The most unique Sunday School class I have ever been fortunate to have been a member was the Men’s Theater Bible Class at First Baptist Church in El Dorado. The path God took me from being a religious agnostic to becoming a co-teacher of that prestigious men’s Bible class was unusual to say the least and at best, not without major internal struggles.
Cathy and I moved to El Dorado in 1971 to begin raising our family and for me to begin my surgical practice. The decision of returning to my home was difficult for me, because I had once made the statement I would “never live in such a small town.” It was difficult for Cathy because she was from Fort Lauderdale, Florida, and the idea of making our home in a small Southern town was a major cultural shift. Having family there and having a ready surgical referral source in my brother (Bubba), overcame most but not all of our objections.

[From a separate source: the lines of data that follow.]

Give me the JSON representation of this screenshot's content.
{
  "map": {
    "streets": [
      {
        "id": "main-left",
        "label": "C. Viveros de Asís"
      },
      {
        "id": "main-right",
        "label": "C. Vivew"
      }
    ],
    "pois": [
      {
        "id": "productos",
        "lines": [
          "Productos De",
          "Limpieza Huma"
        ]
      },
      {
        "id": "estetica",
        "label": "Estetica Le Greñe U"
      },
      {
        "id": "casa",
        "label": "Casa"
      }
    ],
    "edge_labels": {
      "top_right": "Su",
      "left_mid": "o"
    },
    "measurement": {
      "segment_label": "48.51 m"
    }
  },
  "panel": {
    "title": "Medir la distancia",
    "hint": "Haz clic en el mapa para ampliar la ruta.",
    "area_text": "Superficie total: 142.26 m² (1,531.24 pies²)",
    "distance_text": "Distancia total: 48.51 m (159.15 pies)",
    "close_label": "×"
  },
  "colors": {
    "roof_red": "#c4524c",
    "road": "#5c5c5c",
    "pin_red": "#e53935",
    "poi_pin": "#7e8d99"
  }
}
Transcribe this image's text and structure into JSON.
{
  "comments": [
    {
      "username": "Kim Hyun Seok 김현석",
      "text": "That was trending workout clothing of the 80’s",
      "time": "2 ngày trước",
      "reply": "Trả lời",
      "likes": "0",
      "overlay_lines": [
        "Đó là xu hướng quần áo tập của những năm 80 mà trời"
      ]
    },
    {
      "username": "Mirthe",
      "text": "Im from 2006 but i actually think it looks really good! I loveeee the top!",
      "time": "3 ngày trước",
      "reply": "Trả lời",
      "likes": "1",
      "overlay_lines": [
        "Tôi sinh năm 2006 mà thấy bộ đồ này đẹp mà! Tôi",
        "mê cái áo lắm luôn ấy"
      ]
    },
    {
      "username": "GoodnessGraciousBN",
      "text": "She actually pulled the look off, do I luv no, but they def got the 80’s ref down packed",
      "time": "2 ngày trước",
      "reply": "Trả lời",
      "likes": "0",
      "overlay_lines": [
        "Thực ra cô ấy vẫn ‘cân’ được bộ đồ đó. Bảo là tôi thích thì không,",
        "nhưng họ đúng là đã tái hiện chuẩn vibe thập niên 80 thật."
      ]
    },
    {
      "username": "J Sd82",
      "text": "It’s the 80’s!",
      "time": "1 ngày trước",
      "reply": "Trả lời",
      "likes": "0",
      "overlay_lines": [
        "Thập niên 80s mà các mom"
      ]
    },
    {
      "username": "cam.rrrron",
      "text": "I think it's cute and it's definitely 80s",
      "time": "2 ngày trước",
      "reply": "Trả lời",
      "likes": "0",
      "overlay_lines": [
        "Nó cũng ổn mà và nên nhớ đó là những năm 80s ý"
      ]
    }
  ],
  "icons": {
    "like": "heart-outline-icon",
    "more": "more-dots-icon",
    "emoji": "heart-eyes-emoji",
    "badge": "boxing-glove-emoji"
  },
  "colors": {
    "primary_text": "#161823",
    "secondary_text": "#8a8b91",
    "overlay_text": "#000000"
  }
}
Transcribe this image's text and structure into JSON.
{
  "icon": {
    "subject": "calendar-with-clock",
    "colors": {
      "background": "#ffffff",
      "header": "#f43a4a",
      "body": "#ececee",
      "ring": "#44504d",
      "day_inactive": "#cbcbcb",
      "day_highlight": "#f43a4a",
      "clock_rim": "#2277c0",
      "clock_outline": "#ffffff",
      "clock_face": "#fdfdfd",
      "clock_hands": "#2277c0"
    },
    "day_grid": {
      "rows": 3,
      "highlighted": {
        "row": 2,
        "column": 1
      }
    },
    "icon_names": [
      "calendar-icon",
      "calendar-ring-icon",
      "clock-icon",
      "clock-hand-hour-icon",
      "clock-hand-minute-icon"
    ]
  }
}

Shortly after our move we joined the First Baptist Church without ever visiting any other churches. Mom and Bubba and his family were long time members, and it only made sense to have our membership where our family belonged. At that point in our lives Cathy and I were not even faithful church attenders. We seldom attended church during the 4 years we lived in New Orleans, and for the 2 years we were in the U.S. Air Force in Valdosta, Georgia, if we attended church at all it was in a Methodist church. We quickly made new friends at First Baptist, and primarily because we wanted our children to have good spiritual training, we became very regular in attendance. We were members of a young adult couple’s class which was taught very well by our friend Robert Wike, who was in charge of the Physical Therapy Department at Union Medical Center.
In 1975, Robert announced to the church nominating committee that he would only continue teaching that class “if John Moore will agree to co-teach the class with me.” I reluctantly agreed to accept the appointment, because I had no prior experience in teaching, and the class was quite large with some individuals who had more Bible knowledge than I had. There was definitely a long learning curve for me, but I remained faithful in study and preparation, and my teaching skills did slowly improve according to Cathy who was my greatest encourager.
As a result of a number of factors; especially the faithful witness of Bubba and others, Cathy and I attended the Bill Gothard seminar in Dallas in August, 1977 and had a major spiritual change in our lives. We finally understood being born again meant having a personal relationship with the Lord Jesus Christ through repentance and by faith receiving His salvation by grace. We received that gift from Him on August 6, 1977 and everything about us changed. Among other things, the scriptures had a more personal significance, and I had a fresh and greater desire to learn His Word and to become a more effective teacher. We continued in that couple’s class until 1980 when I accepted a new appointment and the challenge to co-teach the Men’s Theater Bible Class.
This class had a long and significant history in the life of First Baptist Church. Started in the 1920’s when El Dorado had a meteoric increase in population due to the discovery of oil, the class reached out to men of all denominations. The class met in the Rialto Theater which had the largest seating capacity of any downtown building apart from the church itself. At its’ peak, the weekly attendance of the class exceeding 300 men and was taught by Judge John Ragsdale, who was an active member and deacon at First Baptist. By the late 1970’s Judge Ragsdale had departed and the class was being taught by Judge Oren Harris, a long time member of the U. S. Congress from the 4th Congressional District of Arkansas and was then serving as a Federal Judge on the bench at El Dorado. The class itself had dwindled to a small handful of men, perhaps 30 or 40.
A group of men from the class approached me in 1980, and asked if I would consider assuming the teaching position of the class. I assumed Judge Harris had decided to relinquish his responsibilities as sole teacher, and he and the class were all in agreement with this change. After consideration and prayer, I told the committee I would accept the position if my friend Bob Watson would agree to co-teach with me. In my surgical practice, I was responsible for weekend ER call once each month and wanted to make certain the teaching was covered in case I got called to the emergency room.
On the Sunday morning we agreed to be presented to the class and receive a vote of affirmation, both Bob and I were present and prior to the class opening while in the foyer of the theater, shook hands with all the members including Judge Harris. When Judge Harris spoke to us, he said, “I understand you two men have been asked to take my place and teach this class next year,” to which we responded, “if the class is in agreement.” I thought his question was unusual since I thought he knew about the committee approaching us. We discovered when the class began Judge Harris was not interested in stepping down as class teacher, and was not in agreement with the actions of the apparent self-appointed committee. After the opening prayer, the Judge stood and said, “I would like a vote of confidence from this class for me to continue as your teacher next year and have all those in favor to stand.” Every man present stood while the men who had approached us remained in the back of the class out of sight of the rest, including the Judge. It was an extremely embarrassing moment for Bob and me and when the class was over, we spoke to Judge Harris and explained our dilemma and why we were even there. He said he understood our situation and made an appointment for us to have lunch the following week and determine if we could reach a mutually agreeable plan. The lunch meeting was set for Wednesday noon. To be continued–